Yedeni Forest Conservation Project
Located in the Bale eco-region in Ethiopia, which has approximately 500,000 ha of high forest, this REDD+ project is helping to reduce deforestation and develop more sustainable agricultural practices. The area is home to Africa’s largest alpine forest and an area of high biodiversity and significant ecological importance.
However, poverty levels among communities in the region are high which has driven the exploitation of the forest for firewood and agricultural expansion as locals have historically had open access to forest land. The consequences of this have been rapid deforestation and forest degradation.
This project implements a Participatory Forest Management framework which helps local users and government to manage the responsibility and benefits of the forest together. They gain economic incentives from the sale of carbon credits for avoiding deforestation.
Aligning with the Sustainable Development Goals
SDG 12: Ensure sustainable consumption and production patterns

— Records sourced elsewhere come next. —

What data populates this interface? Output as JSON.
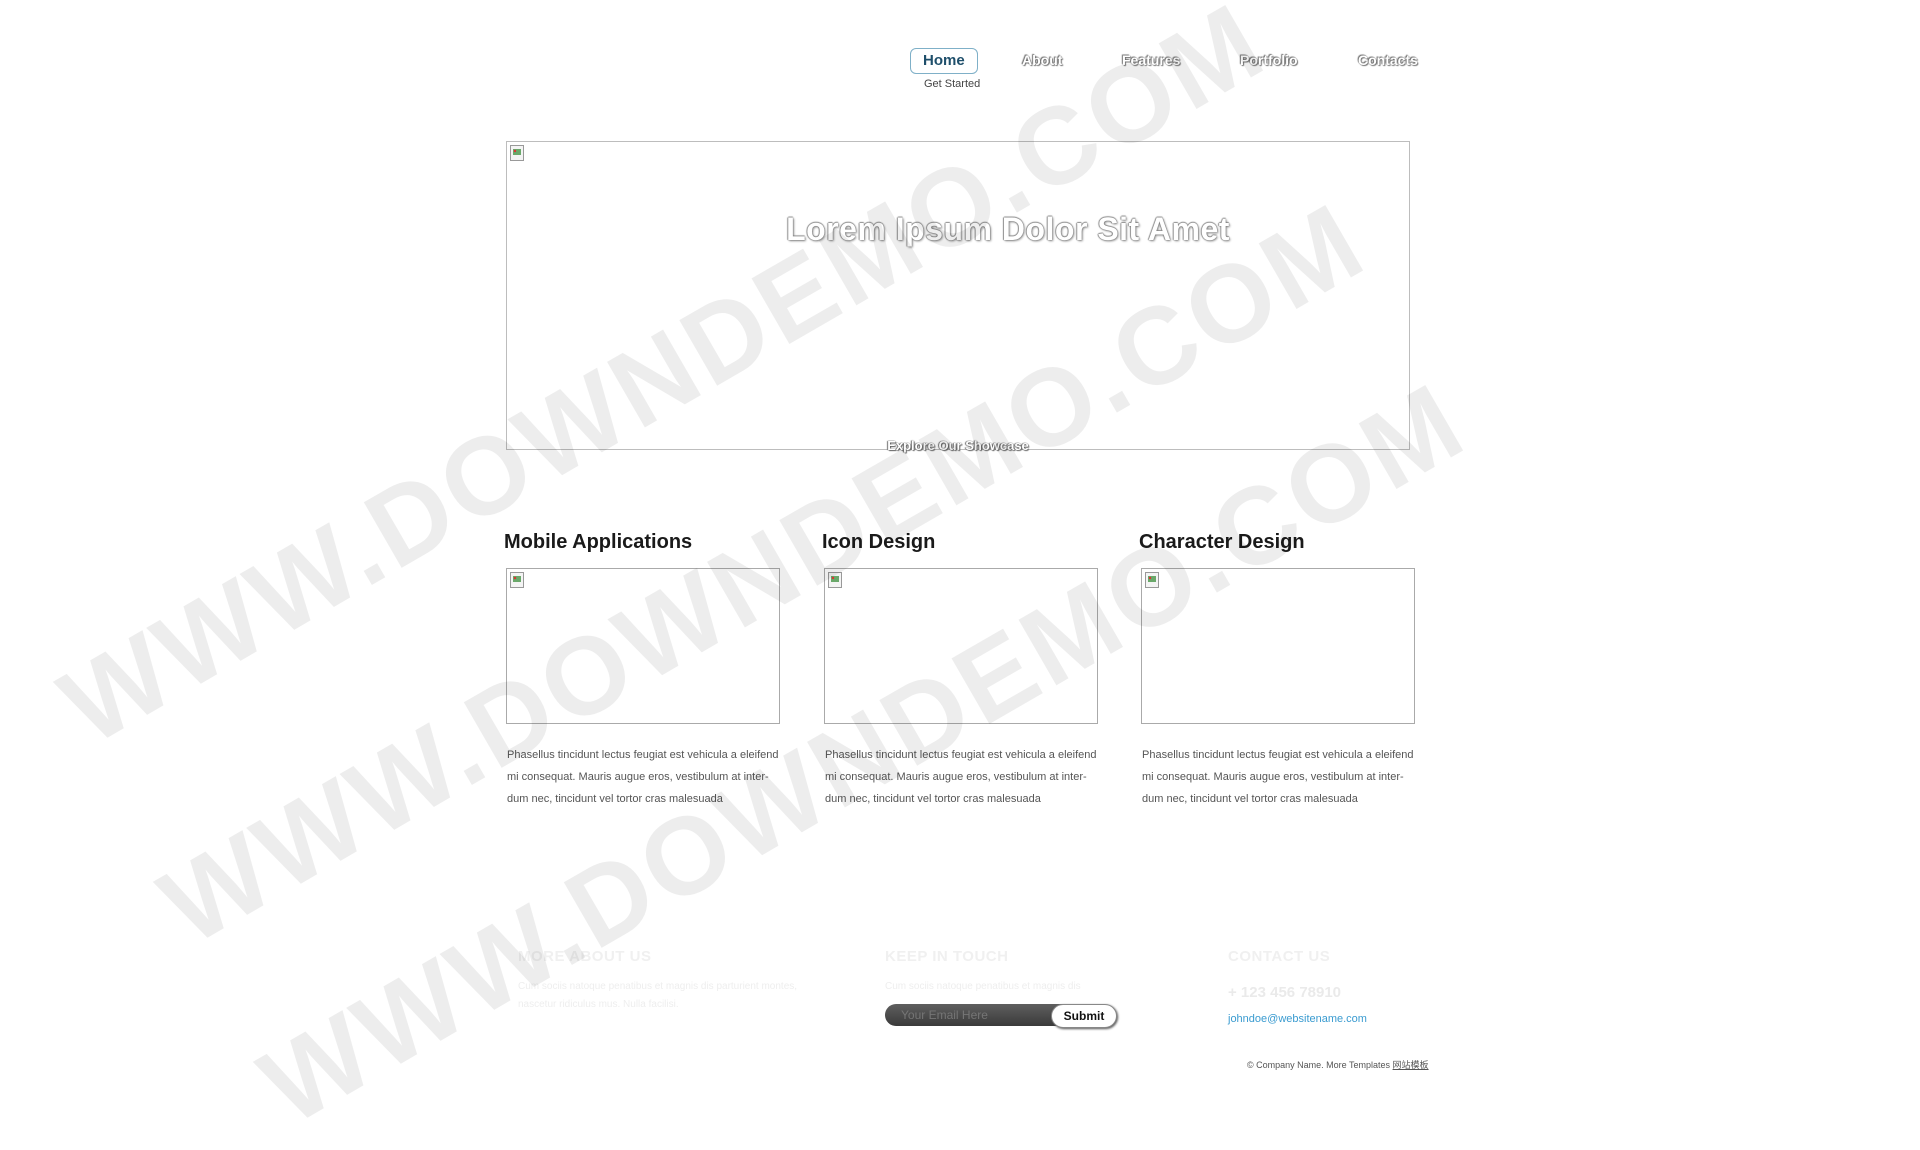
{
  "nav": {
    "items": [
      {
        "label": "Home",
        "active": true
      },
      {
        "label": "About"
      },
      {
        "label": "Features"
      },
      {
        "label": "Portfolio"
      },
      {
        "label": "Contacts"
      }
    ],
    "sub_label": "Get Started"
  },
  "hero": {
    "title": "Lorem Ipsum Dolor Sit Amet",
    "link": "Explore Our Showcase"
  },
  "columns": [
    {
      "title": "Mobile Applications",
      "text": "Phasellus tincidunt lectus feugiat est vehicula a eleifend mi consequat. Mauris augue eros, vestibulum at inter-dum nec, tincidunt vel tortor cras malesuada"
    },
    {
      "title": "Icon Design",
      "text": "Phasellus tincidunt lectus feugiat est vehicula a eleifend mi consequat. Mauris augue eros, vestibulum at inter-dum nec, tincidunt vel tortor cras malesuada"
    },
    {
      "title": "Character Design",
      "text": "Phasellus tincidunt lectus feugiat est vehicula a eleifend mi consequat. Mauris augue eros, vestibulum at inter-dum nec, tincidunt vel tortor cras malesuada"
    }
  ],
  "footer": {
    "about_heading": "MORE ABOUT US",
    "about_text": "Cum sociis natoque penatibus et magnis dis parturient montes, nascetur ridiculus mus. Nulla facilisi.",
    "touch_heading": "KEEP IN TOUCH",
    "touch_text": "Cum sociis natoque penatibus et magnis dis",
    "email_placeholder": "Your Email Here",
    "submit_label": "Submit",
    "contact_heading": "CONTACT US",
    "phone": "+ 123 456 78910",
    "email": "johndoe@websitename.com",
    "copyright": "© Company Name. More Templates",
    "copyright_link": "网站模板"
  },
  "watermark": "WWW.DOWNDEMO.COM",
  "colors": {
    "nav_active_text": "#1f4f6b",
    "nav_active_border": "#7fb0c8",
    "link_blue": "#3a9bd0"
  }
}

The project has helped to set up and stimulate markets for industries with more sustainable practices such as coffee growing, honey production (which specifically generates income for women), leather making and the livestock market.
SDG 13: Take urgent action to combat climate change
Over its planned life, this forest conservation project aims to avoid the emissions of 41,087,974 tCO₂. This is how based on historic levels of deforestation and is how much would be emitted without the intervention of this programme. This makes a significant contribution to reducing emissions that contribute to climate change.
SDG 15: Protect, restore and promote sustainable use of terrestrial ecosystems and halt biodiversity loss.
The project protects a unique and precious eco-system, which is not only important to the livelihoods of local people, but is also a natural water tower supplying life-sustaining water to other parts of Ethiopia and neighbouring countries. It is also the habitat of diverse and, in some cases, rare species.
- The project covers 333,924 hectares of forest and aims to reduce deforestation by 50% in the first 5 years and 70% over the project’s life (2012-2031).
- Between 2012 – 2015 a 62% reduction in deforestation was achieved.
- 12,496 hectares of forest have been saved – equivalent to 5.5 million tonnes of carbon dioxide emissions.
- Small forest-friendly businesses and cooperatives have been set up that provide an income stream for the local community and economic incentive to protect the forest.
- More efficient cookstoves and the promotion of practices to reduce the unsustainable harvest of firewood have also been implemented.
- The offsetting project assists locals to improve crop and livestock management practices, which is supporting the development of sustainable agriculture in the region.